Author who claims 9/11 attack was faked coming to NYC
THE ASSOCIATED PRESS
A French author who suggests that the Sept. 11 attacks were concocted by a faction of the U.S. military is planning to promote his book on a tour that will begin in New York City.
The English title of Thierry Meyssan’s book is “9-11, The Big Lie,” which also suggests that the Pentagon was hit by an American missile, and not American Airlines Flight 77. USA Books, a subsidiary of the book’s French publisher, says he could launch the tour as early as this month.
The dates have not been finalized yet, according to Asad Lalljee, of USA Books, but the publicity blitz is likely to include interviews with several major television news shows that have expressed interest. The tour also may include speaking engagements, Lalljee said.

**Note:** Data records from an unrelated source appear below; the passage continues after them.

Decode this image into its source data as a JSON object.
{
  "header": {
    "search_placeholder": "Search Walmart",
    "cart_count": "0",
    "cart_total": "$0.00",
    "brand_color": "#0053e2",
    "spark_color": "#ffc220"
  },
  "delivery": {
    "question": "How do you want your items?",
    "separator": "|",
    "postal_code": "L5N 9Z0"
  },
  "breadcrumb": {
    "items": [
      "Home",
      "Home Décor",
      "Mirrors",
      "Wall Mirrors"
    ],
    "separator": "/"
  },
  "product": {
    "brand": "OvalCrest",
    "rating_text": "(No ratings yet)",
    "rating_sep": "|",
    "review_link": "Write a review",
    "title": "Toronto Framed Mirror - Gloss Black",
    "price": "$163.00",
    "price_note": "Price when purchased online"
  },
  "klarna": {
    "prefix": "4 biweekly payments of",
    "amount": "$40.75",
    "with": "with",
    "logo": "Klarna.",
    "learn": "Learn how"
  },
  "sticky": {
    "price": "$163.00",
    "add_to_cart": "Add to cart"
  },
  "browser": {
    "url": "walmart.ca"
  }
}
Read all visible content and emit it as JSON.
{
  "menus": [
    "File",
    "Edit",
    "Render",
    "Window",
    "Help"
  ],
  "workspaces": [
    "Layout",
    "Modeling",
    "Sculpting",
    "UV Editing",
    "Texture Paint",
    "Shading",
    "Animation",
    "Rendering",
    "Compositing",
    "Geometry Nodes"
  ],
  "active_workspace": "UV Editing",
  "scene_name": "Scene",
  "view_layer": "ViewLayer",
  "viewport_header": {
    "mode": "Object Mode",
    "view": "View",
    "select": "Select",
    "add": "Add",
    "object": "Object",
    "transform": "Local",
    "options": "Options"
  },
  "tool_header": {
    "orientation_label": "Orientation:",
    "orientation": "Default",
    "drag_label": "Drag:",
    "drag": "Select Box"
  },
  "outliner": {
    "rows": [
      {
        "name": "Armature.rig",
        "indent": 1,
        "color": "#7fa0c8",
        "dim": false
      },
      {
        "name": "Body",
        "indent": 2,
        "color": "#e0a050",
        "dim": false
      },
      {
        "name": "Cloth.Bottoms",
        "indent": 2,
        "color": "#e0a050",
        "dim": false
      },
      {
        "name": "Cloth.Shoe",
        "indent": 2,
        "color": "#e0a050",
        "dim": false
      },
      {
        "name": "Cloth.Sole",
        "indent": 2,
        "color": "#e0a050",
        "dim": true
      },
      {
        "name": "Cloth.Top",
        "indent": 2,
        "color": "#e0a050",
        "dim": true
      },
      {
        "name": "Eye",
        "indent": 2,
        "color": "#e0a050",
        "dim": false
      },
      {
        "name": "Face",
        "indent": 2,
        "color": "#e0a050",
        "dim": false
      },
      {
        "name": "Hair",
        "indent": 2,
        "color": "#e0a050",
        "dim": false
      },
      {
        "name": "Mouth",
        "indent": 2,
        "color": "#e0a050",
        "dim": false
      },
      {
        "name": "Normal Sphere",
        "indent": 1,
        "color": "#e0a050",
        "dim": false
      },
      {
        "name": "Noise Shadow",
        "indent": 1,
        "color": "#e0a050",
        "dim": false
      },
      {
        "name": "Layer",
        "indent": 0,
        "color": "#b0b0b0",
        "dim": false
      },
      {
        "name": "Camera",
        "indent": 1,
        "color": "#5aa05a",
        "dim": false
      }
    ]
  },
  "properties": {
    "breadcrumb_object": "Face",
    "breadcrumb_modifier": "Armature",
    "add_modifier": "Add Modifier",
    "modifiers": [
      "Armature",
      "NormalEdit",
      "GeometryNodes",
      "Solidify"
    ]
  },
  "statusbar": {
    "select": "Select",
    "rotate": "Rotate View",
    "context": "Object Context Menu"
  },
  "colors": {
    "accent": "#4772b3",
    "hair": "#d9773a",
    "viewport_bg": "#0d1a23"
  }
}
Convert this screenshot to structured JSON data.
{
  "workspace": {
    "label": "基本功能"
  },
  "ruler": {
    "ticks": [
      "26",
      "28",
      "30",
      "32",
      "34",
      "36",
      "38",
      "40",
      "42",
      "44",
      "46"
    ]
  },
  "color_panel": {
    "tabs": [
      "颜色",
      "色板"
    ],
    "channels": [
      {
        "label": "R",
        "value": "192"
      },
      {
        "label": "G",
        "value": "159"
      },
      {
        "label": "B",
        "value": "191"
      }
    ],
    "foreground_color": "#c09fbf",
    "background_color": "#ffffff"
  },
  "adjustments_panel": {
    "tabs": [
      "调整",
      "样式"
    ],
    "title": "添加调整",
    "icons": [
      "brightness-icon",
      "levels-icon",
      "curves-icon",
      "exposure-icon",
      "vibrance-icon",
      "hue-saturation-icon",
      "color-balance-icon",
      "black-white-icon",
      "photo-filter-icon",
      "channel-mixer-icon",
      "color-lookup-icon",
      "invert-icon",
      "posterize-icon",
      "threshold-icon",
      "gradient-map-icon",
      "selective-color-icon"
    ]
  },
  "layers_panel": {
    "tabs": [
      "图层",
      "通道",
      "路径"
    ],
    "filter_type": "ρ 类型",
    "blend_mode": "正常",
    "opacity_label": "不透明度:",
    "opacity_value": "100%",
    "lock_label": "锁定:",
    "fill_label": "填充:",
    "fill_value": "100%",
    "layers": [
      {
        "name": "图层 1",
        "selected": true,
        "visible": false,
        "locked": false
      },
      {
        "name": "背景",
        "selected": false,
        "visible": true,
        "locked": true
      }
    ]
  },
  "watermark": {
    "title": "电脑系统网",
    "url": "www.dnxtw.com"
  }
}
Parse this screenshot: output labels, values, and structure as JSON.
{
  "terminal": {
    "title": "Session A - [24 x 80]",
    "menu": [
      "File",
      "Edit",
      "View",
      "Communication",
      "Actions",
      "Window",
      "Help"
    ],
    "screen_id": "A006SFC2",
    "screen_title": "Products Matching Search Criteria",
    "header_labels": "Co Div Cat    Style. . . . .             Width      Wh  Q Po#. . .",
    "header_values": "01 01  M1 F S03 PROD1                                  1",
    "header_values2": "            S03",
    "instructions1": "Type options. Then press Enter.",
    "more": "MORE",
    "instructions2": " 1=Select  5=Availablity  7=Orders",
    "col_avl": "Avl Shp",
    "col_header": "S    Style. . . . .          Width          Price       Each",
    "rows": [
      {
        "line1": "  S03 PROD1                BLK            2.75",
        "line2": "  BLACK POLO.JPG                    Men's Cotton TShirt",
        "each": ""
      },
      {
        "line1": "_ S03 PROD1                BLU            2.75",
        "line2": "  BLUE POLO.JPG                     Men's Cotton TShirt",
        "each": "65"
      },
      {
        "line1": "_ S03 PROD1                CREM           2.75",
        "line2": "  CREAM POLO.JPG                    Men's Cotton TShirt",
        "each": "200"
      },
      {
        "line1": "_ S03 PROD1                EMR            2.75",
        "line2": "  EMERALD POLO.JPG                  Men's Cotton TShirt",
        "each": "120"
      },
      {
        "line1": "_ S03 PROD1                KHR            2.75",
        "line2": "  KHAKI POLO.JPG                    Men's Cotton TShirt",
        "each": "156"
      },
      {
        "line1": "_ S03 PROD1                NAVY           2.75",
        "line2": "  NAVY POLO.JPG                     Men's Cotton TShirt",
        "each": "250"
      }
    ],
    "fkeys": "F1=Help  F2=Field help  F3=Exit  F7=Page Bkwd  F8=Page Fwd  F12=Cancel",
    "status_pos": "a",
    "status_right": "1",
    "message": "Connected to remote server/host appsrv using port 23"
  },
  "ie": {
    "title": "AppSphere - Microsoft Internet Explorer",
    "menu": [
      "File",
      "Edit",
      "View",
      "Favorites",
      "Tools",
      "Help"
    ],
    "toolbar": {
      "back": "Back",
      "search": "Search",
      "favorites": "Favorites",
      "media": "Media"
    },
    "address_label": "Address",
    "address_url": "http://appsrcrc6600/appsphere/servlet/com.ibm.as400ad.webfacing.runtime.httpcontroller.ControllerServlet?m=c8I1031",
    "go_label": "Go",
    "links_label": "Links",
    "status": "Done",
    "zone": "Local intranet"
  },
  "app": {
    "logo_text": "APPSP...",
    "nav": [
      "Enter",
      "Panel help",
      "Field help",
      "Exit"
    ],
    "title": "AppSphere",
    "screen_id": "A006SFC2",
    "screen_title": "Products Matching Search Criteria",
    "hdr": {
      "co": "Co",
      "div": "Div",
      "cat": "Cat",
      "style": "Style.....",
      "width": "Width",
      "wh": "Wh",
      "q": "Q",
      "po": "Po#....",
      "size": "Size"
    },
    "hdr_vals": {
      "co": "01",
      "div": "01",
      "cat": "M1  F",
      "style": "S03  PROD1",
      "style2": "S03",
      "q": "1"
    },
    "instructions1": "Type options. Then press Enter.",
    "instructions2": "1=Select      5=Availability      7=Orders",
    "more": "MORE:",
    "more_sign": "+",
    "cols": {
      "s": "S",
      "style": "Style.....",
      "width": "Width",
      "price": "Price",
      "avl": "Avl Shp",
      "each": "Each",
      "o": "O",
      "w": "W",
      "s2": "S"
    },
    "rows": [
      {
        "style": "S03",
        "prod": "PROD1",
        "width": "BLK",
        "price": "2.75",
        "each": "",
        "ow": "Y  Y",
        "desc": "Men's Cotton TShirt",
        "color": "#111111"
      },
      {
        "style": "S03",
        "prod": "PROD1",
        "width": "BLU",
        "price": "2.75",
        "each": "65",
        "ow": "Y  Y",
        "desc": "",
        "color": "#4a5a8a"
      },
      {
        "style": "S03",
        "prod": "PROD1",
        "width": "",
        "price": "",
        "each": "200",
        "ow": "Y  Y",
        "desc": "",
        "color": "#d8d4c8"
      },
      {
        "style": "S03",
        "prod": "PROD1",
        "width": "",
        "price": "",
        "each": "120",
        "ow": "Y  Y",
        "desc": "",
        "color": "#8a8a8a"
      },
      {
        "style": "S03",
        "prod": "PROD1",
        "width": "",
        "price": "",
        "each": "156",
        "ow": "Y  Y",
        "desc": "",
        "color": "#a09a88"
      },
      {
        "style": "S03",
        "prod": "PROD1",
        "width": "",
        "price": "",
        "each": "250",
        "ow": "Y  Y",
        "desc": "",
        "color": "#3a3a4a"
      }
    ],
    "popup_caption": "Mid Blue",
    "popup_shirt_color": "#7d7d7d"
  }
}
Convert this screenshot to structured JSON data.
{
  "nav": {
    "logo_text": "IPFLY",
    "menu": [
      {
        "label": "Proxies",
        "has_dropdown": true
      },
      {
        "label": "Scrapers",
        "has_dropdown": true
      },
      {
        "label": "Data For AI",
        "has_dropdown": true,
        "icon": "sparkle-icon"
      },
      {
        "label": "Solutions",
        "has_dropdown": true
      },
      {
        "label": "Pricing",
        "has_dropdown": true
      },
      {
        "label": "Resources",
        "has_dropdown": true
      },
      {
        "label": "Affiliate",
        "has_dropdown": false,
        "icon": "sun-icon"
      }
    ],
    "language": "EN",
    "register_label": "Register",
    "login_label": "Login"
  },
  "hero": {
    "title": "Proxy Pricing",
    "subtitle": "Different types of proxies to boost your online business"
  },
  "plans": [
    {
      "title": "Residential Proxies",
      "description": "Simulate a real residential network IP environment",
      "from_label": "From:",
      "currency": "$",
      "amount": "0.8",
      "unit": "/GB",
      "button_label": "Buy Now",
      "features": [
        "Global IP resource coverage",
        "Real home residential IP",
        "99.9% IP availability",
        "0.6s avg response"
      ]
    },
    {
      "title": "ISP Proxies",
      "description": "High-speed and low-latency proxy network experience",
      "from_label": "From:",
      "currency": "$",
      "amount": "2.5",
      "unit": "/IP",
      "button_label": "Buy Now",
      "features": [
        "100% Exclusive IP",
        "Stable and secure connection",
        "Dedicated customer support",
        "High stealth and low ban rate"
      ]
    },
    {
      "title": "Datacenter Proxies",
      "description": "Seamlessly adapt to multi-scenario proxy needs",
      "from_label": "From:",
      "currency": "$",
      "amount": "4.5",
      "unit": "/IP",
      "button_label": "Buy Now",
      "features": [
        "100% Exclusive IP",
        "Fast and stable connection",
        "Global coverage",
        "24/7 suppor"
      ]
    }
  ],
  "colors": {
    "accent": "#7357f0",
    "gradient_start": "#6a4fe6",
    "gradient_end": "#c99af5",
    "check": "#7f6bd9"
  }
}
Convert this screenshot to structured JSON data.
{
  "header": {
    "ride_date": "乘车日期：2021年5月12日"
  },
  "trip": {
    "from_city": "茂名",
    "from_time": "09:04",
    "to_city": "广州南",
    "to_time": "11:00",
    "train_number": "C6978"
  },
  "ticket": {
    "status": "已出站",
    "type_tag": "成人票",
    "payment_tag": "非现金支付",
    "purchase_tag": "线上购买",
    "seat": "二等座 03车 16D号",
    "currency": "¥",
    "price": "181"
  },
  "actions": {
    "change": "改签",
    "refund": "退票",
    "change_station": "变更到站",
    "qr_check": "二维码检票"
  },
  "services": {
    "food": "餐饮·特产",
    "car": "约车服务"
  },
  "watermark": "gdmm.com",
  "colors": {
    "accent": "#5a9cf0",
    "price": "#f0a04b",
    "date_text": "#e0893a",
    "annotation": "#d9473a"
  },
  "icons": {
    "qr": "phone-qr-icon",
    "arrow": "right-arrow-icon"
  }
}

The French press ridiculed the book, but it became a best seller in France for three months. The English version has not seen the same success on the best seller lists, but Lalljee said 5,000 copies have sold “without any marketing” in the past six weeks since it was made available.
“We do anticipate great demand,” Lalljee said.
In the book, Meyssan suggests that the attacks were schemed in order to promote a U.S. military agenda that included waging war in Afghanistan.
When asked what did happen to Flight 77 and the 59 passengers and crew aboard, he says it’s “one of the questions I don’t have a response for.” But he says that the shape of the gash in the Pentagon, where 125 people were killed, is not consistent with an airliner.
In a book refuting Meyssan’s theories, authors Guillaume Dasquie and Jean Guisnel said that some French “adore these cranks telling them that they are victims of plots, that the truth is being hidden from them, that one must not accept the official version.”
The U.S. Defense Department has called the allegations in the book “more than insulting.”
Lt. Col. Ken McClellan, a Defense Department spokesman, said Monday he was “appalled” that Meyssan is planning a U.S. visit.
“Certainly there’s a market for any sort of trivialization of history,” McClellan said. “That doesn’t make it less of a tragedy.”
Meyssan, an activist with his own left-wing association called the “Voltaire Network,” says he did not actually travel to the United States to investigate his theories, but had researchers working for him. He said much of his book is based on public documents, newspaper articles and the Internet.
Originally published on December 2, 2002